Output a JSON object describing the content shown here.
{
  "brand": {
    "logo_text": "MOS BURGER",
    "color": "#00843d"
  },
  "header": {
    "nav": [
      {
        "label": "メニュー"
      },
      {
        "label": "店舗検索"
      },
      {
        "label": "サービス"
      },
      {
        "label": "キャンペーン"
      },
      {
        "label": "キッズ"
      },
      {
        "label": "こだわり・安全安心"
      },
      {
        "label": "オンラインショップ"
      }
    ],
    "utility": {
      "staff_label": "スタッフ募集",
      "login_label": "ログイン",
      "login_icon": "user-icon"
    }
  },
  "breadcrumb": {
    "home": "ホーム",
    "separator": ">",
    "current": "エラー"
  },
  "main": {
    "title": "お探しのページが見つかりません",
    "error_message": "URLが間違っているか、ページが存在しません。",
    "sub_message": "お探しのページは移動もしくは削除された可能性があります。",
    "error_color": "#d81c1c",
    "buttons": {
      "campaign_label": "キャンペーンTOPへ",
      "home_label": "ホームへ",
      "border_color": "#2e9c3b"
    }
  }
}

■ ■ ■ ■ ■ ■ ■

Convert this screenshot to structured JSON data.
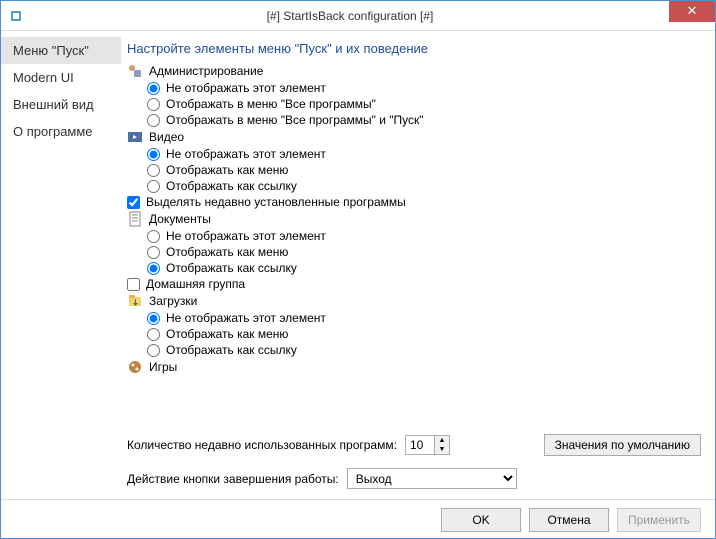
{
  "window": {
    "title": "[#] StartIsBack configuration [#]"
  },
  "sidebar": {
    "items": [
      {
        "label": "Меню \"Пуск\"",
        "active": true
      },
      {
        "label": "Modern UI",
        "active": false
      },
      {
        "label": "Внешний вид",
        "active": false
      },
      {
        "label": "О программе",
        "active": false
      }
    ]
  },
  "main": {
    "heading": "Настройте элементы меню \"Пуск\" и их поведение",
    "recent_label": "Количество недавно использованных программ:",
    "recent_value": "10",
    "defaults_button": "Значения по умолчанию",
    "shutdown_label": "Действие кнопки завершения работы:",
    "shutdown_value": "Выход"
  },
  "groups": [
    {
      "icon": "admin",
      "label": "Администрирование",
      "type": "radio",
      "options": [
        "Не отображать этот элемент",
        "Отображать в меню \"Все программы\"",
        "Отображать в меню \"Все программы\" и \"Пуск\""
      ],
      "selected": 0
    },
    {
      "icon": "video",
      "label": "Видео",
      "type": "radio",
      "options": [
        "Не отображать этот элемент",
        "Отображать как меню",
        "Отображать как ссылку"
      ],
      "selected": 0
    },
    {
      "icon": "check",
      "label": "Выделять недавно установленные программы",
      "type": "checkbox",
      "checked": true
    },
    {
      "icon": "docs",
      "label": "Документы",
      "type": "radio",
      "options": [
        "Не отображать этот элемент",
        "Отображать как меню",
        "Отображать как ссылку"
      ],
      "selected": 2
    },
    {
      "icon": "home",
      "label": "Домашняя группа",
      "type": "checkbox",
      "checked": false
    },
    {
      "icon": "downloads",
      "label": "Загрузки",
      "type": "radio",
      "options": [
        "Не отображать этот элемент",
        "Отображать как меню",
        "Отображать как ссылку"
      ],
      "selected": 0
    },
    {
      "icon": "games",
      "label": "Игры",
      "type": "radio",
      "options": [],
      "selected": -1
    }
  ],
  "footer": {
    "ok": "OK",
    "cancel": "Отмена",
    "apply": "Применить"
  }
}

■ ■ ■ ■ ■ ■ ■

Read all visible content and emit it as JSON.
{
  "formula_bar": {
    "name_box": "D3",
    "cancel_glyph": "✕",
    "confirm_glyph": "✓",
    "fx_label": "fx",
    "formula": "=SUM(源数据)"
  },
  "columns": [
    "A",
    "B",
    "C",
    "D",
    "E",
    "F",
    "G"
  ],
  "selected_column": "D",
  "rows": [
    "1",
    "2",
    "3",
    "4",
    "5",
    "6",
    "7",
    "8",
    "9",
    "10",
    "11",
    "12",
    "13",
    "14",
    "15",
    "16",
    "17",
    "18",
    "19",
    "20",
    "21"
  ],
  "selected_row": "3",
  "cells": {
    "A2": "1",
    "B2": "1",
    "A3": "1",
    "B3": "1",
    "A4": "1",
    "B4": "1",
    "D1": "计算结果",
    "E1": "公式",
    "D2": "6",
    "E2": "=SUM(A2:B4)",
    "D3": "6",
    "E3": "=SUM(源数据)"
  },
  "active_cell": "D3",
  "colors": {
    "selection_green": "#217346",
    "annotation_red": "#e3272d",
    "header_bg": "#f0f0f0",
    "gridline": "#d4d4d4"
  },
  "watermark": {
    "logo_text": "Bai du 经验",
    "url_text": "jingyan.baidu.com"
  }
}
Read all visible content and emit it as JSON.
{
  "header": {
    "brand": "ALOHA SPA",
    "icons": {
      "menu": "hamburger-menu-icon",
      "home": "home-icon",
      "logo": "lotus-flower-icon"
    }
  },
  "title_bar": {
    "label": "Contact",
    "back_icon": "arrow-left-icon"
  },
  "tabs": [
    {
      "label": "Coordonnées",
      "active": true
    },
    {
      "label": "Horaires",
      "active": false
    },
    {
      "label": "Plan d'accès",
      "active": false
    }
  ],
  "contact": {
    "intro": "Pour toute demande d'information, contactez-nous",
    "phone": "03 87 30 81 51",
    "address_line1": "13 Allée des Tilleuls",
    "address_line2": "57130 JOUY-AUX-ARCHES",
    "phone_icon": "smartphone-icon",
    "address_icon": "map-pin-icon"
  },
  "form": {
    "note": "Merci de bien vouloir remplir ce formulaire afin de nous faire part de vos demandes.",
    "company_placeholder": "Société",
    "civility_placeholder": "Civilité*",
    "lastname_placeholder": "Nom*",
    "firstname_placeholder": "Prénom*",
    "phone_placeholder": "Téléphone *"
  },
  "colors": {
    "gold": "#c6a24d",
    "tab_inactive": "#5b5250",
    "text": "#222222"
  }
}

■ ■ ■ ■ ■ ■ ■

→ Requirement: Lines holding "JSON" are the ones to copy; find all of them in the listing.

→ Worked solution:
Output a JSON object describing the content shown here.
Convert this screenshot to structured JSON data.
Read all visible content and emit it as JSON.
Read all visible content and emit it as JSON.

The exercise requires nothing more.